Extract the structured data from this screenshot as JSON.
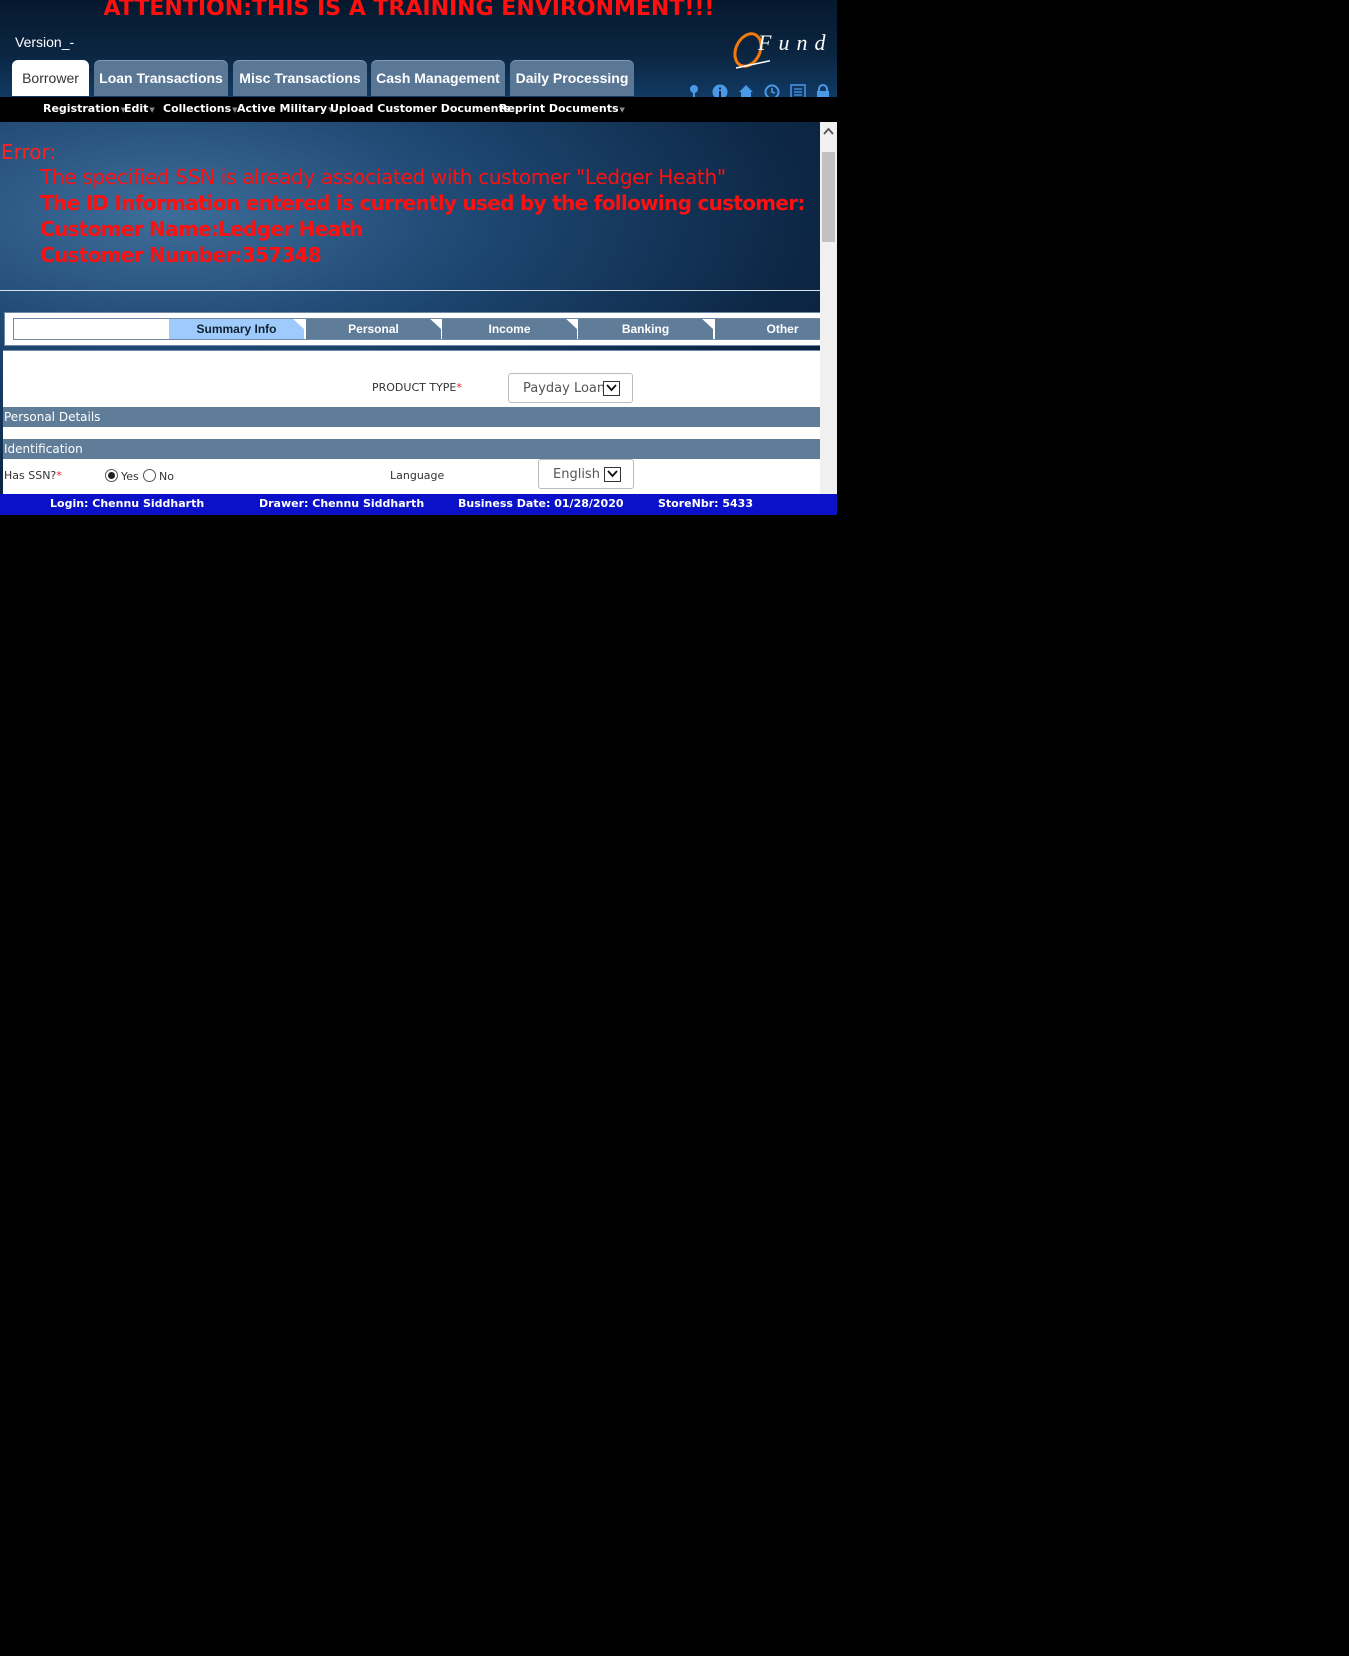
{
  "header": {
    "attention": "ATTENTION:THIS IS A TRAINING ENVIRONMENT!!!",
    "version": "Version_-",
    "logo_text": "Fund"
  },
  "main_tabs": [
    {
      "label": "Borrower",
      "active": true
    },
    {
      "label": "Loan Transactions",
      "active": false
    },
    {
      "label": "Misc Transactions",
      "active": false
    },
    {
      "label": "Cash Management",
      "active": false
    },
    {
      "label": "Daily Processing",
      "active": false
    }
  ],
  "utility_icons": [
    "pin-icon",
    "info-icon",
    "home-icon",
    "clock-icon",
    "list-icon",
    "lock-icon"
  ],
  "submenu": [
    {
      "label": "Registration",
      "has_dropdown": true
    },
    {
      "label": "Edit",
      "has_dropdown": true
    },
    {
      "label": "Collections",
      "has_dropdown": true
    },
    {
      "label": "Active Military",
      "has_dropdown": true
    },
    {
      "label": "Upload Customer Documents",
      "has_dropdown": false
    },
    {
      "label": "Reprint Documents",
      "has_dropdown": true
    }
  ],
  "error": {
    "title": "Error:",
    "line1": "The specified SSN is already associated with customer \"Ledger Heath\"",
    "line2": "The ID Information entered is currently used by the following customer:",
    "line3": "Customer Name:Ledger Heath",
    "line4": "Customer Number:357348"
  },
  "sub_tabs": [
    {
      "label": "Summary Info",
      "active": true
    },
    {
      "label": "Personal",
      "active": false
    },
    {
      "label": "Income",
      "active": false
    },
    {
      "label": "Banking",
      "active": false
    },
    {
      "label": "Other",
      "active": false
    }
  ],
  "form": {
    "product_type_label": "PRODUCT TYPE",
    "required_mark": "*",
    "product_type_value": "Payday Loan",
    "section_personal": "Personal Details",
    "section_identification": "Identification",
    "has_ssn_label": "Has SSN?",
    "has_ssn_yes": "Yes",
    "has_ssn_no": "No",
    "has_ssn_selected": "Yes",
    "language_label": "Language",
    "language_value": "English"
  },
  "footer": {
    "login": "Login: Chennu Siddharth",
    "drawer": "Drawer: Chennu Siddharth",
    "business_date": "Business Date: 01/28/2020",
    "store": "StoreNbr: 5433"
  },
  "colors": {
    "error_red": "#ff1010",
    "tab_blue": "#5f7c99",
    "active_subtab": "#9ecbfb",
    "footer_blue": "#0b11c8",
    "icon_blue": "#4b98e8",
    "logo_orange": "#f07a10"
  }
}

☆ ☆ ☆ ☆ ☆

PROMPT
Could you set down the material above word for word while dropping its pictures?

RESULT OF THIS TASK
Extract the structured data from this screenshot as JSON.
{
  "header": {
    "attention": "ATTENTION:THIS IS A TRAINING ENVIRONMENT!!!",
    "version": "Version_-",
    "logo_text": "Fund"
  },
  "main_tabs": [
    {
      "label": "Borrower",
      "active": true
    },
    {
      "label": "Loan Transactions",
      "active": false
    },
    {
      "label": "Misc Transactions",
      "active": false
    },
    {
      "label": "Cash Management",
      "active": false
    },
    {
      "label": "Daily Processing",
      "active": false
    }
  ],
  "utility_icons": [
    "pin-icon",
    "info-icon",
    "home-icon",
    "clock-icon",
    "list-icon",
    "lock-icon"
  ],
  "submenu": [
    {
      "label": "Registration",
      "has_dropdown": true
    },
    {
      "label": "Edit",
      "has_dropdown": true
    },
    {
      "label": "Collections",
      "has_dropdown": true
    },
    {
      "label": "Active Military",
      "has_dropdown": true
    },
    {
      "label": "Upload Customer Documents",
      "has_dropdown": false
    },
    {
      "label": "Reprint Documents",
      "has_dropdown": true
    }
  ],
  "error": {
    "title": "Error:",
    "line1": "The specified SSN is already associated with customer \"Ledger Heath\"",
    "line2": "The ID Information entered is currently used by the following customer:",
    "line3": "Customer Name:Ledger Heath",
    "line4": "Customer Number:357348"
  },
  "sub_tabs": [
    {
      "label": "Summary Info",
      "active": true
    },
    {
      "label": "Personal",
      "active": false
    },
    {
      "label": "Income",
      "active": false
    },
    {
      "label": "Banking",
      "active": false
    },
    {
      "label": "Other",
      "active": false
    }
  ],
  "form": {
    "product_type_label": "PRODUCT TYPE",
    "required_mark": "*",
    "product_type_value": "Payday Loan",
    "section_personal": "Personal Details",
    "section_identification": "Identification",
    "has_ssn_label": "Has SSN?",
    "has_ssn_yes": "Yes",
    "has_ssn_no": "No",
    "has_ssn_selected": "Yes",
    "language_label": "Language",
    "language_value": "English"
  },
  "footer": {
    "login": "Login: Chennu Siddharth",
    "drawer": "Drawer: Chennu Siddharth",
    "business_date": "Business Date: 01/28/2020",
    "store": "StoreNbr: 5433"
  },
  "colors": {
    "error_red": "#ff1010",
    "tab_blue": "#5f7c99",
    "active_subtab": "#9ecbfb",
    "footer_blue": "#0b11c8",
    "icon_blue": "#4b98e8",
    "logo_orange": "#f07a10"
  }
}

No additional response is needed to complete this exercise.